is feeling some regulatory pain.
The institutional pharmacy has found itself caught up in two government probes even as it struggles to overcome major glitches associated with the new Medicare Part D drug coverage program. The company recently learned that federal and state officials have begun investigating allegations surrounding three generic drugs that it supplies to its nursing home patients. In addition, it has fielded questions from a federal prosecutor about its relationship with certain drug manufacturers.
The first probe seems to involve Omnicare directly. Based on a regulatory filing Omnicare made late Friday, the government is seeking information about the pills the company supplies to treat three common ailments. Specifically, the filing indicates, the government is questioning whether Omnicare improperly substituted two 7.5-milligram Buspirone anti-anxiety tablets for one 15-milligram tablet, Fluoxetine anti-depression tablets for capsules and Ranitidine heartburn capsules for tablets.
Omnicare has come under fire for executing similar switches in the past.
Notably, in 2004, Omnicare paid a $1 million fine for changes involving a single drug -- Ranitidine -- in the state of Maine. The company allegedly switched patients from Ranitidine tablets costing $15.10 a month to Ranitidine capsules costing $82.77 a month instead.
"The drug switches were initiated specifically to increase revenue to Omnicare of Maine," Maine Attorney General Steven Rowe said when announcing the settlement in mid-2004. "The so-called 'Ranitidine Initiative' at Omnicare was developed to lessen the impact of a June 2000 federal capping of the Medicaid reimbursement rate for Ranitidine tablets. The reimbursement rate for capsules was not capped."
Prior to the reimbursement change, Rowe's office stated, less than 5% of Omnicare of Maine patients who took Ranitidine received the capsule form. But after the change, the office said, that number rocketed to 95%.
"I have been outraged by this case all along," Rowe said at the time.
As part of the 2004 settlement, Omnicare of Maine agreed to "remain under constant monitoring by its parent company's compliance officer." But now, it seems, the parent company has come under scrutiny for similar behavior of its own.
For its part, Omnicare has pledged to cooperate fully with government authorities. In the meantime, the company's stock took a slight hit on Tuesday. The shares fell $1.48 to $58.43 but still remain within $5 of their all-time high.
Analysts recommended buying Omnicare on any weakness in the shares.
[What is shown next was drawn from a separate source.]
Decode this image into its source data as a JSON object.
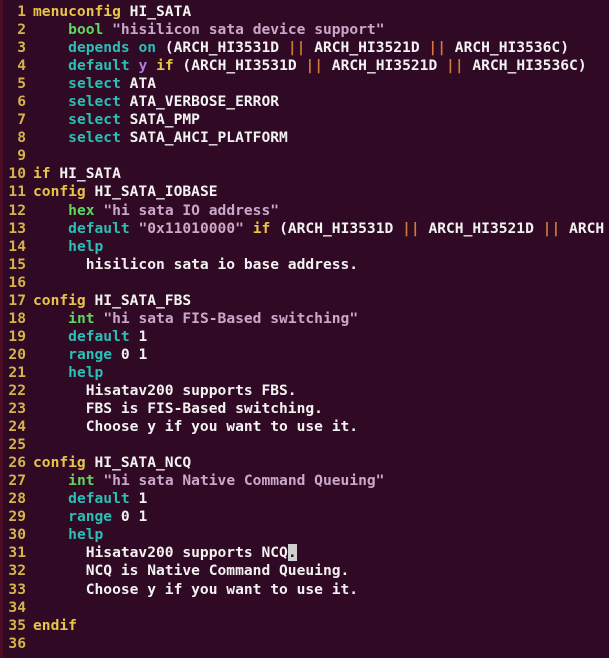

Jerry Doctrow, an analyst with Stifel Nicolaus, noted that Omnicare relies on generic drugs for just 12% of its revenue. Moreover, he pointed out, the company has come under scrutiny for just "a few dosages of three drugs" out of the 1,000-plus generic drugs it currently prescribes. Thus, he indicated, the revenue from the drugs in question should not prove material even if those drugs are especially popular ones.
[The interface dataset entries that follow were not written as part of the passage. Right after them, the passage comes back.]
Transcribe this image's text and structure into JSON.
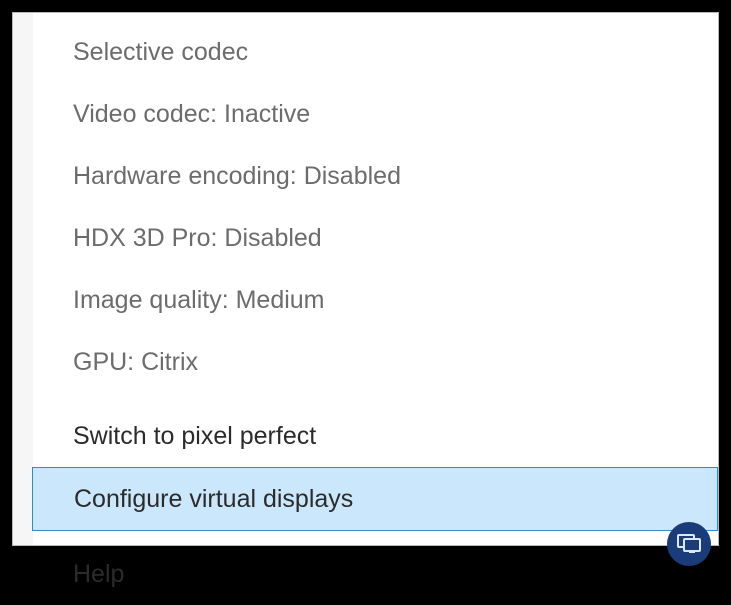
{
  "menu": {
    "status": [
      {
        "label": "Selective codec"
      },
      {
        "label": "Video codec: Inactive"
      },
      {
        "label": "Hardware encoding: Disabled"
      },
      {
        "label": "HDX 3D Pro: Disabled"
      },
      {
        "label": "Image quality: Medium"
      },
      {
        "label": "GPU: Citrix"
      }
    ],
    "actions": [
      {
        "label": "Switch to pixel perfect",
        "highlighted": false
      },
      {
        "label": "Configure virtual displays",
        "highlighted": true
      }
    ],
    "help": {
      "label": "Help"
    }
  },
  "tray": {
    "icon": "citrix-hdx-icon"
  }
}
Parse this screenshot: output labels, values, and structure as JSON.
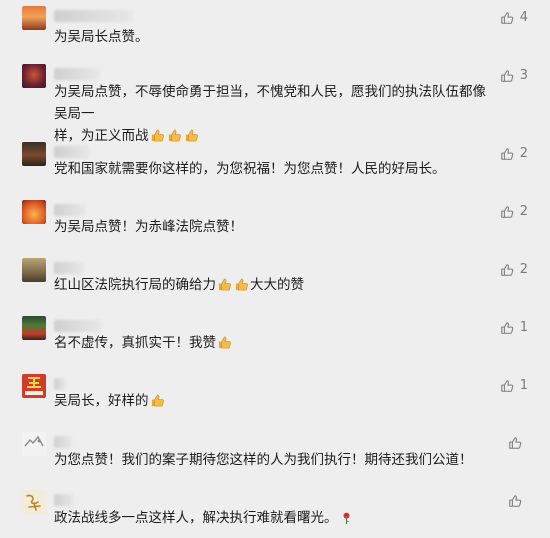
{
  "comments": [
    {
      "likes": "4",
      "text": "为吴局长点赞。",
      "emoji_count": 0,
      "trail": ""
    },
    {
      "likes": "3",
      "text_line1": "为吴局点赞，不辱使命勇于担当，不愧党和人民，愿我们的执法队伍都像吴局一",
      "text_line2": "样，为正义而战",
      "emoji_count": 3
    },
    {
      "likes": "2",
      "text": "党和国家就需要你这样的，为您祝福！为您点赞！人民的好局长。"
    },
    {
      "likes": "2",
      "text": "为吴局点赞！为赤峰法院点赞！"
    },
    {
      "likes": "2",
      "text_before": "红山区法院执行局的确给力",
      "text_after": "大大的赞"
    },
    {
      "likes": "1",
      "text": "名不虚传，真抓实干！我赞"
    },
    {
      "likes": "1",
      "text": "吴局长，好样的"
    },
    {
      "likes": "",
      "text": "为您点赞！我们的案子期待您这样的人为我们执行！期待还我们公道！"
    },
    {
      "likes": "",
      "text": "政法战线多一点这样人，解决执行难就看曙光。"
    }
  ],
  "icons": {
    "like": "thumbs-up-outline-icon",
    "emoji_thumb": "thumbs-up-emoji-icon",
    "emoji_rose": "rose-emoji-icon"
  },
  "colors": {
    "background": "#eeeeee",
    "text": "#1c1c1c",
    "like": "#7a7a7a",
    "emoji": "#f2b33d"
  }
}
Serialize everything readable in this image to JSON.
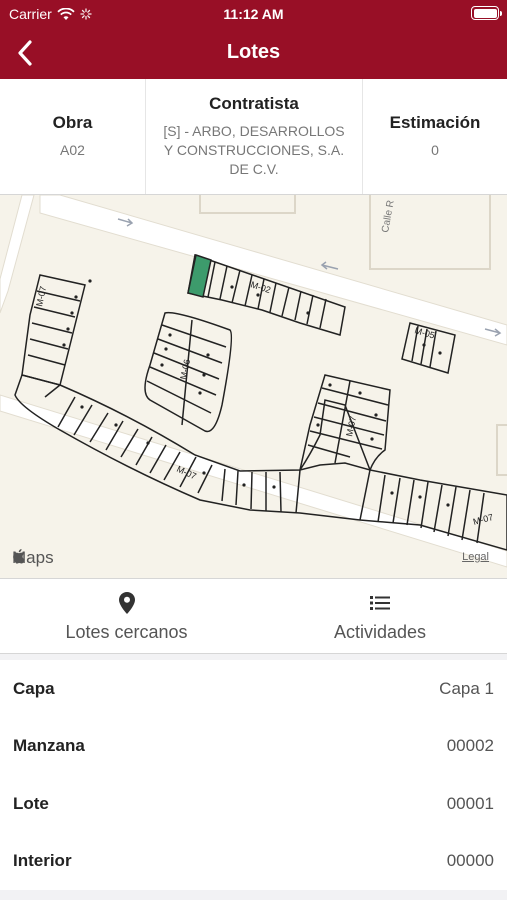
{
  "status_bar": {
    "carrier": "Carrier",
    "time": "11:12 AM"
  },
  "nav": {
    "title": "Lotes",
    "back_icon": "chevron-left-icon"
  },
  "info": {
    "obra": {
      "label": "Obra",
      "value": "A02"
    },
    "contratista": {
      "label": "Contratista",
      "value": "[S] - ARBO, DESARROLLOS Y CONSTRUCCIONES, S.A. DE C.V."
    },
    "estimacion": {
      "label": "Estimación",
      "value": "0"
    }
  },
  "map": {
    "attribution": "Maps",
    "legal": "Legal",
    "street_label": "Calle R",
    "block_labels": [
      "M-02",
      "M-07",
      "M-06",
      "M-05",
      "M-07",
      "M-07",
      "M-07"
    ],
    "selected_lot_color": "#3d9b6c"
  },
  "tabs": [
    {
      "label": "Lotes cercanos",
      "icon": "location-pin-icon"
    },
    {
      "label": "Actividades",
      "icon": "list-icon"
    }
  ],
  "details": [
    {
      "key": "Capa",
      "value": "Capa 1"
    },
    {
      "key": "Manzana",
      "value": "00002"
    },
    {
      "key": "Lote",
      "value": "00001"
    },
    {
      "key": "Interior",
      "value": "00000"
    }
  ],
  "colors": {
    "brand": "#980f26",
    "map_bg": "#f6f3ea"
  }
}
Meanwhile, Doctrow practically dismissed the second government investigation altogether. Omnicare learned of that particular probe after fielding an administrative subpoena from the U.S. attorney in Massachusetts about its relationship with certain drugmakers and distributors.
"We have spoken with the company, and -- although it would not discuss any matters related to the subpoenas -- we believe the subpoenas relate to a previously announced investigation of
Johnson & Johnson
," Doctrow wrote, "and the government is seeking documents to support its case and is not investigating Omnicare in these matters."
Omnicare says that it "believes that its purchases of pharmaceuticals comply with all applicable laws and regulations."
If anything, analysts seem less worried about the government probes than about recent problems associated with the new Medicare Part D program. They estimate that Omnicare saw up to 40% of its claims rejected during the rollout of that program.
Still, they believe the company has already started to overcome some of those early challenges.
"The company has beefed up its temporary labor force to help pursue claims, and its rejection rate has already been cut in half and is well on its way to the company's historical rate of 9%," noted Jefferies analyst Frank Morgan, who is among the large crowd recommending Omnicare's stock. "On balance, we remain encouraged about Omnicare's long-term prospects."
Yet even Omnicare bulls confess that the company has suffered some recent pain.
"The transition to Medicare Part D has been rocky," Doctrow said Tuesday. So "we believe Omnicare and other institutional pharmacies are likely to incur higher costs during the transition than originally projected, a build-up in receivables and perhaps some loss of business among assisting living residents who could switch to other suppliers. ... (But) while the news of the investigation and Part D transition issues are likely to pressure shares, we are maintaining our buy rating" on the company's stock.